*About this task*
Drop every image, then reproduce the data exactly as given.

Saved entries
★ ★ ★ ★ ★ ★ ★
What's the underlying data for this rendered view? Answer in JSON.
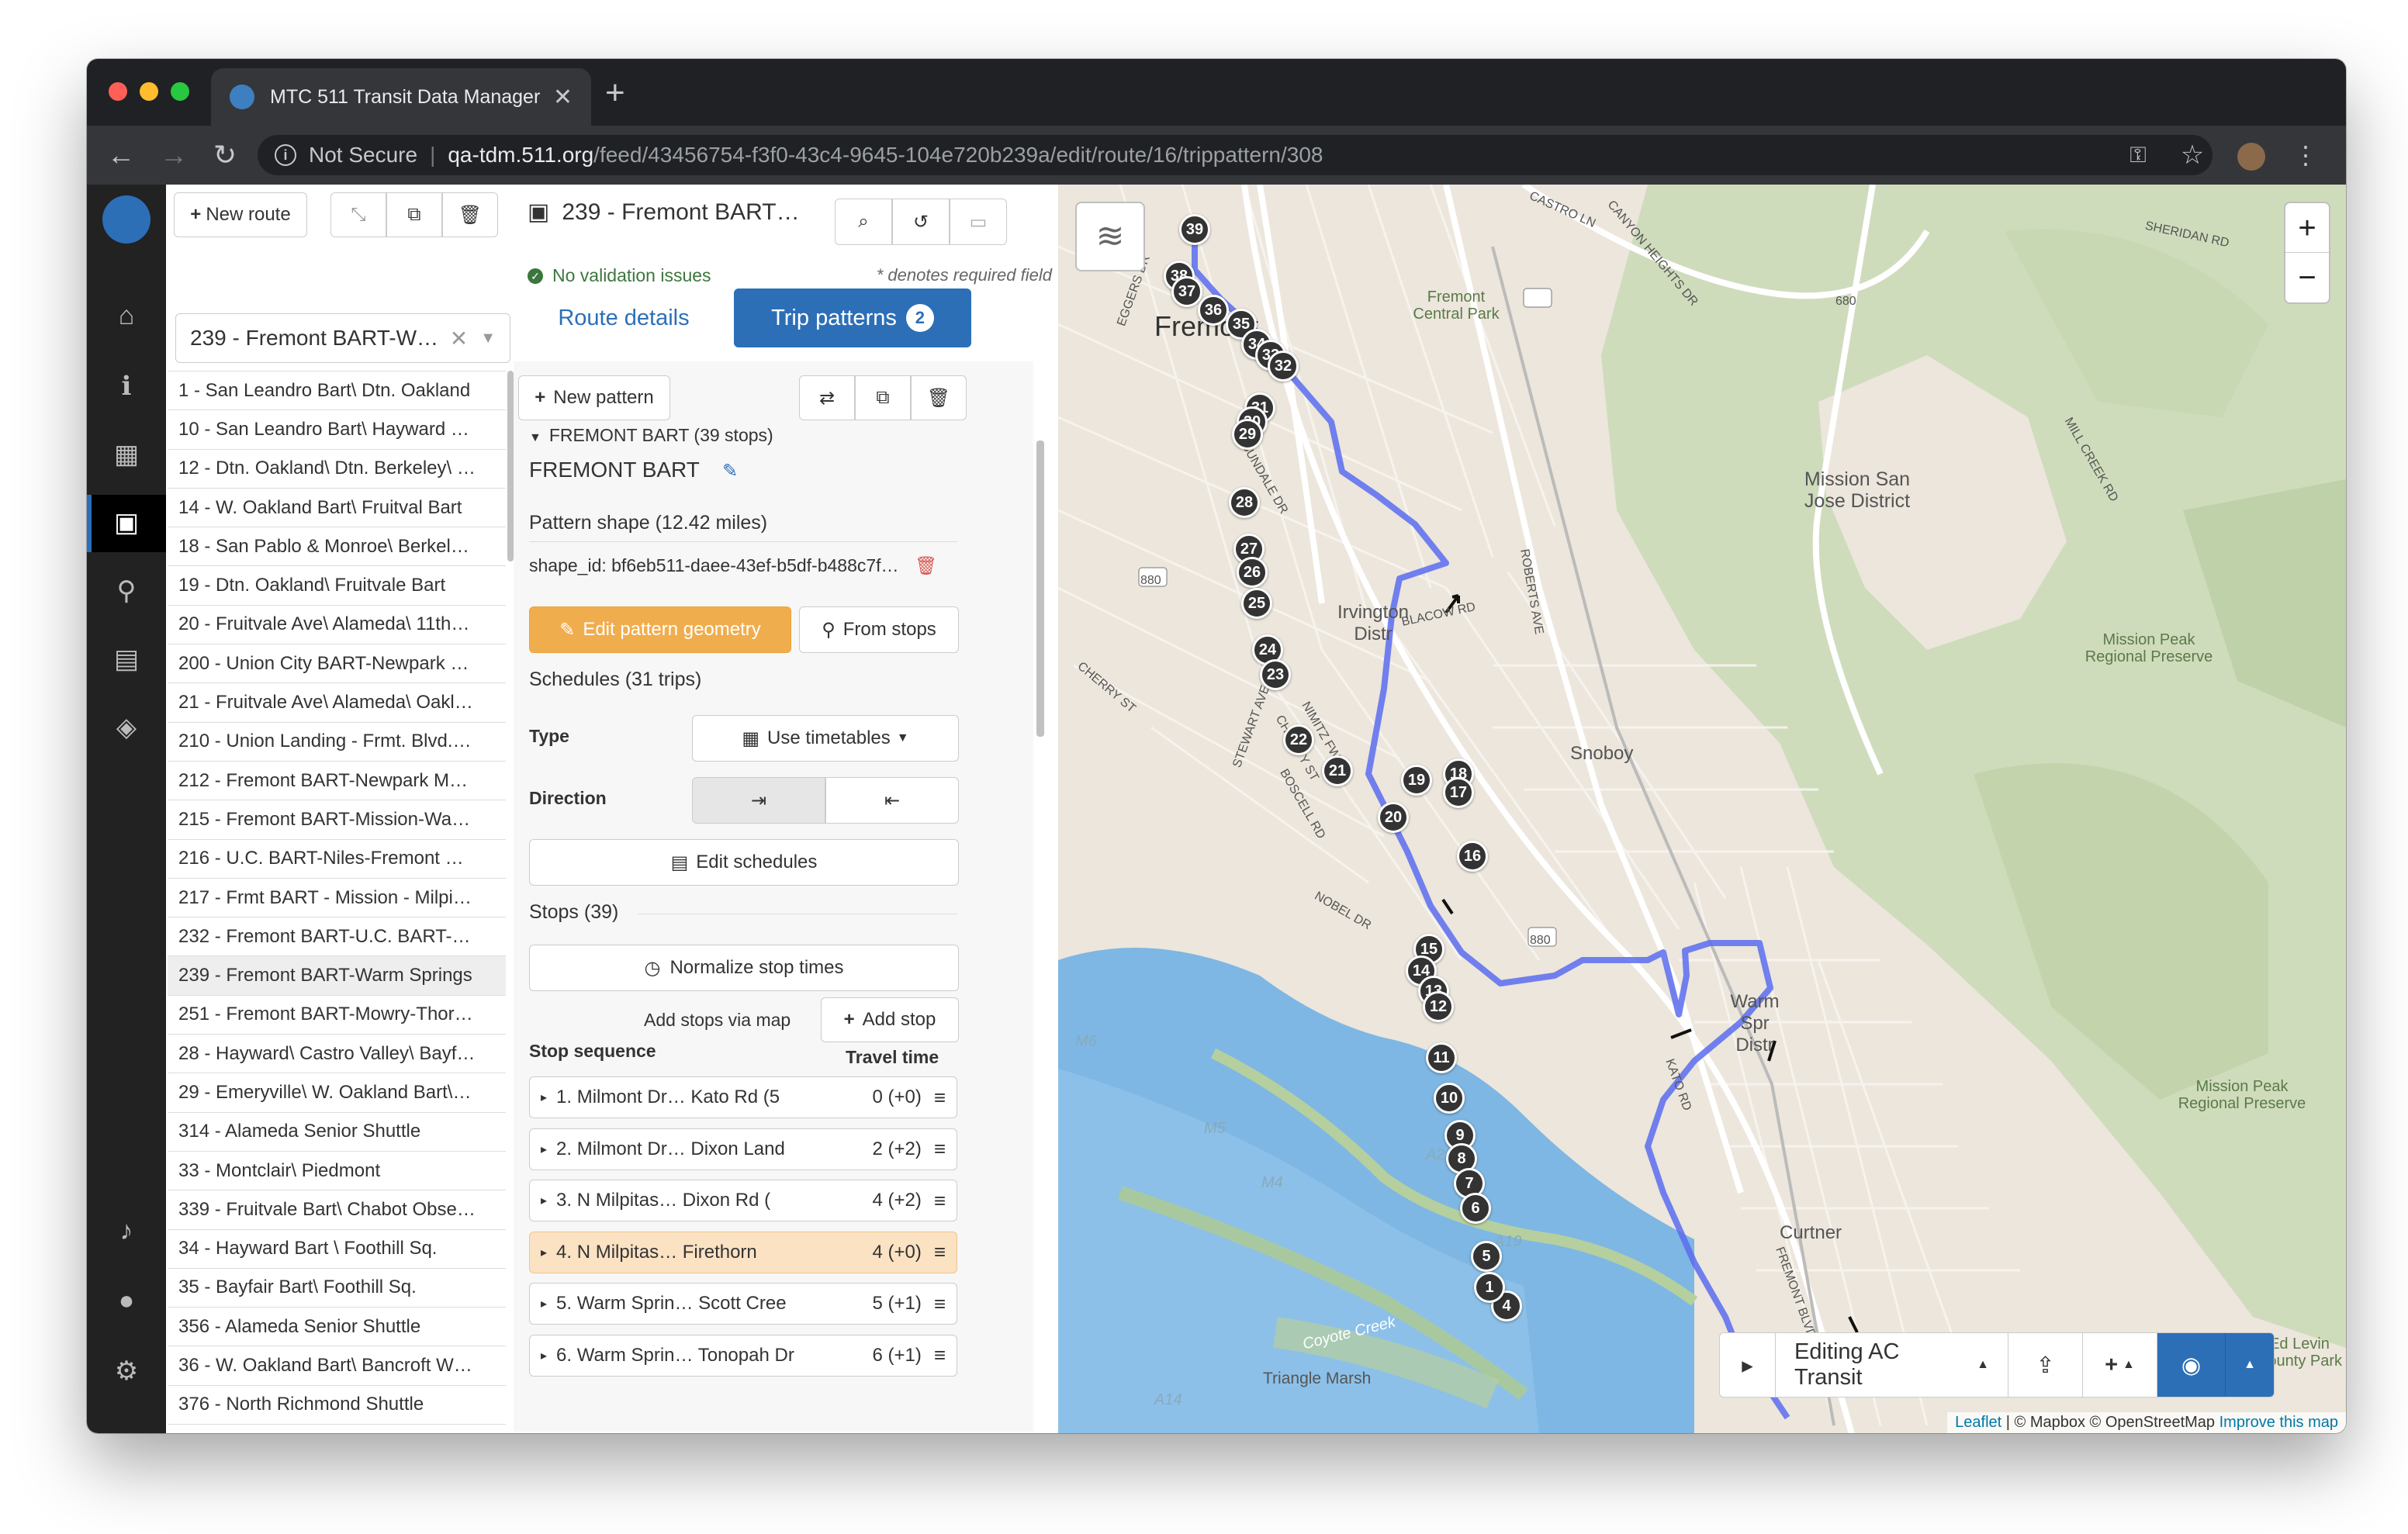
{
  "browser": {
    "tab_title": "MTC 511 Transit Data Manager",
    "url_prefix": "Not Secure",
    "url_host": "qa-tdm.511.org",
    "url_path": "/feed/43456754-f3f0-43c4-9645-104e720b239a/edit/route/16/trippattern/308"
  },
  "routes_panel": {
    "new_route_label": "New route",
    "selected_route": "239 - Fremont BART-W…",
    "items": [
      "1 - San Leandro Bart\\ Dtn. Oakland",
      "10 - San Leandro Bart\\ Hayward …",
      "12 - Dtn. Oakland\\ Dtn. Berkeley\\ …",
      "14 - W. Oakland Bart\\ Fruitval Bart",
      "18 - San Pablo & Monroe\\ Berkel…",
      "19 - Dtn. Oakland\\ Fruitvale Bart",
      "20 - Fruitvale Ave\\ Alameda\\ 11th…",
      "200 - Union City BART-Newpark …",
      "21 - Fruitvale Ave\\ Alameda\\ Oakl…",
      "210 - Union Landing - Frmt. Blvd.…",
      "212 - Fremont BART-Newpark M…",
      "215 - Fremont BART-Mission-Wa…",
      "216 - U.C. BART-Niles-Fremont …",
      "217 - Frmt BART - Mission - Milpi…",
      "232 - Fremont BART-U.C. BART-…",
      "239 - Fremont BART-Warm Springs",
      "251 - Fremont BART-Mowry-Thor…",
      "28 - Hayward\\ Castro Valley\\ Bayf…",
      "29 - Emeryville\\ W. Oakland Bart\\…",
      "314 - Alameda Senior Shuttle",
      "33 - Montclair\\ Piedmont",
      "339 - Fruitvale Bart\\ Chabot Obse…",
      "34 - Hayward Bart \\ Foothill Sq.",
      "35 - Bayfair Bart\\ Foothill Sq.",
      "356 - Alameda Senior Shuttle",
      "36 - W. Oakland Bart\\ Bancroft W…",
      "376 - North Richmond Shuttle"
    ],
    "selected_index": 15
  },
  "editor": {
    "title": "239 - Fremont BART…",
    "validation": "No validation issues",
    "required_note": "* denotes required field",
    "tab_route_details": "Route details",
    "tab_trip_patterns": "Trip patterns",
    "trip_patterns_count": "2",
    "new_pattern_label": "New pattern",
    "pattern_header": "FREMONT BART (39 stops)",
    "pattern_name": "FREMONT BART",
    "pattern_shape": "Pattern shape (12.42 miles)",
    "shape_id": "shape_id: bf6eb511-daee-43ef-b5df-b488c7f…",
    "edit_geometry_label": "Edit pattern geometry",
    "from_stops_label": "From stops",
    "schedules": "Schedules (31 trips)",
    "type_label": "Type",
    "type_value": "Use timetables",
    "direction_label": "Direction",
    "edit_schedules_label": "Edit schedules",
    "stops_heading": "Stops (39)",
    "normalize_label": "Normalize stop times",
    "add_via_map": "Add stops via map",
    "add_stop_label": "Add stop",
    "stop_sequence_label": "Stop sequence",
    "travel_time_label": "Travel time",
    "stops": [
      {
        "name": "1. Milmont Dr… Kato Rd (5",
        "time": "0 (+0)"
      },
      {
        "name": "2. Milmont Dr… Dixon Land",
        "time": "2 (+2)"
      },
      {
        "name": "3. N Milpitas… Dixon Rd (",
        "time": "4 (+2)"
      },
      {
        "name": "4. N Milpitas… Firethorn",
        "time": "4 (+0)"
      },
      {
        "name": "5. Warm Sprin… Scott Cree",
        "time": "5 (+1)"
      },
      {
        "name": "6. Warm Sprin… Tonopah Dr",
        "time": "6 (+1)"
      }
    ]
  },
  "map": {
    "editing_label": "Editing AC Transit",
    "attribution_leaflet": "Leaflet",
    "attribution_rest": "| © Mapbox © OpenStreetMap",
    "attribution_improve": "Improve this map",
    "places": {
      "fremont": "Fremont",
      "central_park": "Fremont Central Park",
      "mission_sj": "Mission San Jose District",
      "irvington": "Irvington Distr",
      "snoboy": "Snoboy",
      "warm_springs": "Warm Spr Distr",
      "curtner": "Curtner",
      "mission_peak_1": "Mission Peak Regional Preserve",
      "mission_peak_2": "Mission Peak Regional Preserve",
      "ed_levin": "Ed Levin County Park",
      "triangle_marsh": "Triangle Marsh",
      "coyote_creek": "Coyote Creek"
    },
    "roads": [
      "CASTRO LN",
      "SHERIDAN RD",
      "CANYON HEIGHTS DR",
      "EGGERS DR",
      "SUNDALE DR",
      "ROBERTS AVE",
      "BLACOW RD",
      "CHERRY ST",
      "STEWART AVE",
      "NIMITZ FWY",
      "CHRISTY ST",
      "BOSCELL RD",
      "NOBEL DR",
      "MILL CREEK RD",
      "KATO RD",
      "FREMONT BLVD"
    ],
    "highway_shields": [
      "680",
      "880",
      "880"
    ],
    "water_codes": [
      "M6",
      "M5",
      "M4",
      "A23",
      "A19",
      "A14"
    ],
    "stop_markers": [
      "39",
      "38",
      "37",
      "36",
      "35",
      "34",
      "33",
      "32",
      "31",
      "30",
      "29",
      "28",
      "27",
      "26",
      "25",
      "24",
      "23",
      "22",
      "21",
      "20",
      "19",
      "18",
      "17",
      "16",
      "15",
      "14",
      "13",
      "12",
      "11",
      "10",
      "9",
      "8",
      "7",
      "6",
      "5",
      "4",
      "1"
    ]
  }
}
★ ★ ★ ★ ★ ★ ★
*Solution*
What's the underlying data for this rendered view? Answer in JSON.
{
  "browser": {
    "tab_title": "MTC 511 Transit Data Manager",
    "url_prefix": "Not Secure",
    "url_host": "qa-tdm.511.org",
    "url_path": "/feed/43456754-f3f0-43c4-9645-104e720b239a/edit/route/16/trippattern/308"
  },
  "routes_panel": {
    "new_route_label": "New route",
    "selected_route": "239 - Fremont BART-W…",
    "items": [
      "1 - San Leandro Bart\\ Dtn. Oakland",
      "10 - San Leandro Bart\\ Hayward …",
      "12 - Dtn. Oakland\\ Dtn. Berkeley\\ …",
      "14 - W. Oakland Bart\\ Fruitval Bart",
      "18 - San Pablo & Monroe\\ Berkel…",
      "19 - Dtn. Oakland\\ Fruitvale Bart",
      "20 - Fruitvale Ave\\ Alameda\\ 11th…",
      "200 - Union City BART-Newpark …",
      "21 - Fruitvale Ave\\ Alameda\\ Oakl…",
      "210 - Union Landing - Frmt. Blvd.…",
      "212 - Fremont BART-Newpark M…",
      "215 - Fremont BART-Mission-Wa…",
      "216 - U.C. BART-Niles-Fremont …",
      "217 - Frmt BART - Mission - Milpi…",
      "232 - Fremont BART-U.C. BART-…",
      "239 - Fremont BART-Warm Springs",
      "251 - Fremont BART-Mowry-Thor…",
      "28 - Hayward\\ Castro Valley\\ Bayf…",
      "29 - Emeryville\\ W. Oakland Bart\\…",
      "314 - Alameda Senior Shuttle",
      "33 - Montclair\\ Piedmont",
      "339 - Fruitvale Bart\\ Chabot Obse…",
      "34 - Hayward Bart \\ Foothill Sq.",
      "35 - Bayfair Bart\\ Foothill Sq.",
      "356 - Alameda Senior Shuttle",
      "36 - W. Oakland Bart\\ Bancroft W…",
      "376 - North Richmond Shuttle"
    ],
    "selected_index": 15
  },
  "editor": {
    "title": "239 - Fremont BART…",
    "validation": "No validation issues",
    "required_note": "* denotes required field",
    "tab_route_details": "Route details",
    "tab_trip_patterns": "Trip patterns",
    "trip_patterns_count": "2",
    "new_pattern_label": "New pattern",
    "pattern_header": "FREMONT BART (39 stops)",
    "pattern_name": "FREMONT BART",
    "pattern_shape": "Pattern shape (12.42 miles)",
    "shape_id": "shape_id: bf6eb511-daee-43ef-b5df-b488c7f…",
    "edit_geometry_label": "Edit pattern geometry",
    "from_stops_label": "From stops",
    "schedules": "Schedules (31 trips)",
    "type_label": "Type",
    "type_value": "Use timetables",
    "direction_label": "Direction",
    "edit_schedules_label": "Edit schedules",
    "stops_heading": "Stops (39)",
    "normalize_label": "Normalize stop times",
    "add_via_map": "Add stops via map",
    "add_stop_label": "Add stop",
    "stop_sequence_label": "Stop sequence",
    "travel_time_label": "Travel time",
    "stops": [
      {
        "name": "1. Milmont Dr… Kato Rd (5",
        "time": "0 (+0)"
      },
      {
        "name": "2. Milmont Dr… Dixon Land",
        "time": "2 (+2)"
      },
      {
        "name": "3. N Milpitas… Dixon Rd (",
        "time": "4 (+2)"
      },
      {
        "name": "4. N Milpitas… Firethorn",
        "time": "4 (+0)"
      },
      {
        "name": "5. Warm Sprin… Scott Cree",
        "time": "5 (+1)"
      },
      {
        "name": "6. Warm Sprin… Tonopah Dr",
        "time": "6 (+1)"
      }
    ]
  },
  "map": {
    "editing_label": "Editing AC Transit",
    "attribution_leaflet": "Leaflet",
    "attribution_rest": "| © Mapbox © OpenStreetMap",
    "attribution_improve": "Improve this map",
    "places": {
      "fremont": "Fremont",
      "central_park": "Fremont Central Park",
      "mission_sj": "Mission San Jose District",
      "irvington": "Irvington Distr",
      "snoboy": "Snoboy",
      "warm_springs": "Warm Spr Distr",
      "curtner": "Curtner",
      "mission_peak_1": "Mission Peak Regional Preserve",
      "mission_peak_2": "Mission Peak Regional Preserve",
      "ed_levin": "Ed Levin County Park",
      "triangle_marsh": "Triangle Marsh",
      "coyote_creek": "Coyote Creek"
    },
    "roads": [
      "CASTRO LN",
      "SHERIDAN RD",
      "CANYON HEIGHTS DR",
      "EGGERS DR",
      "SUNDALE DR",
      "ROBERTS AVE",
      "BLACOW RD",
      "CHERRY ST",
      "STEWART AVE",
      "NIMITZ FWY",
      "CHRISTY ST",
      "BOSCELL RD",
      "NOBEL DR",
      "MILL CREEK RD",
      "KATO RD",
      "FREMONT BLVD"
    ],
    "highway_shields": [
      "680",
      "880",
      "880"
    ],
    "water_codes": [
      "M6",
      "M5",
      "M4",
      "A23",
      "A19",
      "A14"
    ],
    "stop_markers": [
      "39",
      "38",
      "37",
      "36",
      "35",
      "34",
      "33",
      "32",
      "31",
      "30",
      "29",
      "28",
      "27",
      "26",
      "25",
      "24",
      "23",
      "22",
      "21",
      "20",
      "19",
      "18",
      "17",
      "16",
      "15",
      "14",
      "13",
      "12",
      "11",
      "10",
      "9",
      "8",
      "7",
      "6",
      "5",
      "4",
      "1"
    ]
  }
}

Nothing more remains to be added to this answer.